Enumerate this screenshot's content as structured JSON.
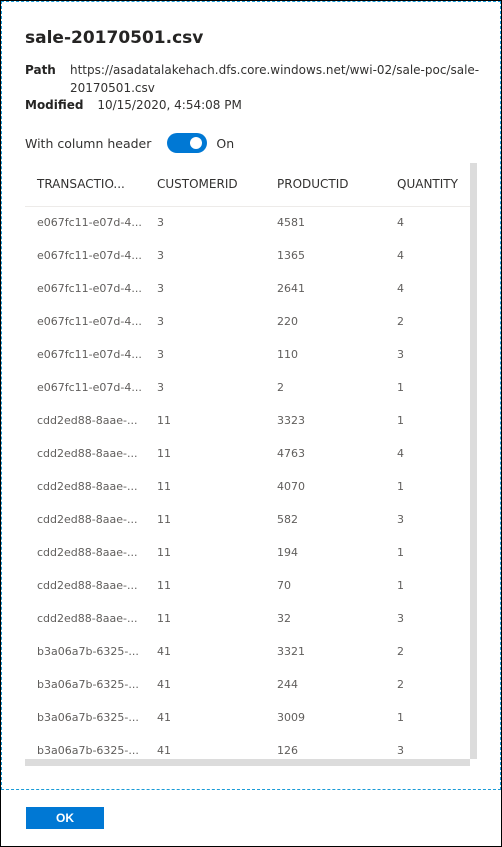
{
  "title": "sale-20170501.csv",
  "path_label": "Path",
  "path_value": "https://asadatalakehach.dfs.core.windows.net/wwi-02/sale-poc/sale-20170501.csv",
  "modified_label": "Modified",
  "modified_value": "10/15/2020, 4:54:08 PM",
  "header_toggle": {
    "label": "With column header",
    "state": "On",
    "on": true,
    "color": "#0078d4"
  },
  "table": {
    "columns": [
      "TRANSACTIO...",
      "CUSTOMERID",
      "PRODUCTID",
      "QUANTITY"
    ],
    "rows": [
      [
        "e067fc11-e07d-4...",
        "3",
        "4581",
        "4"
      ],
      [
        "e067fc11-e07d-4...",
        "3",
        "1365",
        "4"
      ],
      [
        "e067fc11-e07d-4...",
        "3",
        "2641",
        "4"
      ],
      [
        "e067fc11-e07d-4...",
        "3",
        "220",
        "2"
      ],
      [
        "e067fc11-e07d-4...",
        "3",
        "110",
        "3"
      ],
      [
        "e067fc11-e07d-4...",
        "3",
        "2",
        "1"
      ],
      [
        "cdd2ed88-8aae-...",
        "11",
        "3323",
        "1"
      ],
      [
        "cdd2ed88-8aae-...",
        "11",
        "4763",
        "4"
      ],
      [
        "cdd2ed88-8aae-...",
        "11",
        "4070",
        "1"
      ],
      [
        "cdd2ed88-8aae-...",
        "11",
        "582",
        "3"
      ],
      [
        "cdd2ed88-8aae-...",
        "11",
        "194",
        "1"
      ],
      [
        "cdd2ed88-8aae-...",
        "11",
        "70",
        "1"
      ],
      [
        "cdd2ed88-8aae-...",
        "11",
        "32",
        "3"
      ],
      [
        "b3a06a7b-6325-...",
        "41",
        "3321",
        "2"
      ],
      [
        "b3a06a7b-6325-...",
        "41",
        "244",
        "2"
      ],
      [
        "b3a06a7b-6325-...",
        "41",
        "3009",
        "1"
      ],
      [
        "b3a06a7b-6325-...",
        "41",
        "126",
        "3"
      ]
    ]
  },
  "ok_label": "OK"
}
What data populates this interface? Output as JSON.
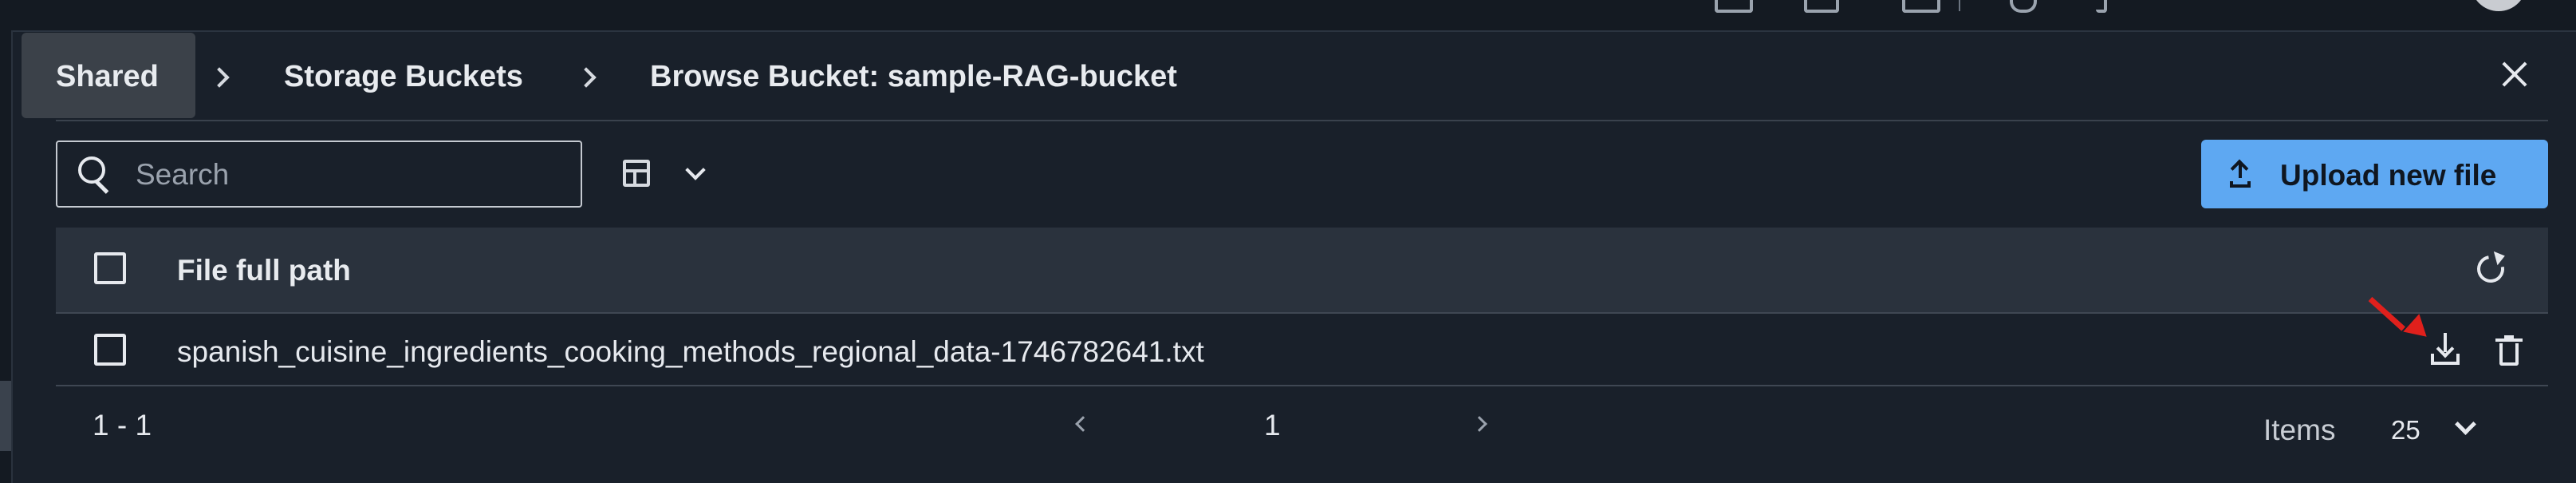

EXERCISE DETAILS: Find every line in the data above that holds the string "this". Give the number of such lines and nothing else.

SOLUTION BELOW: 2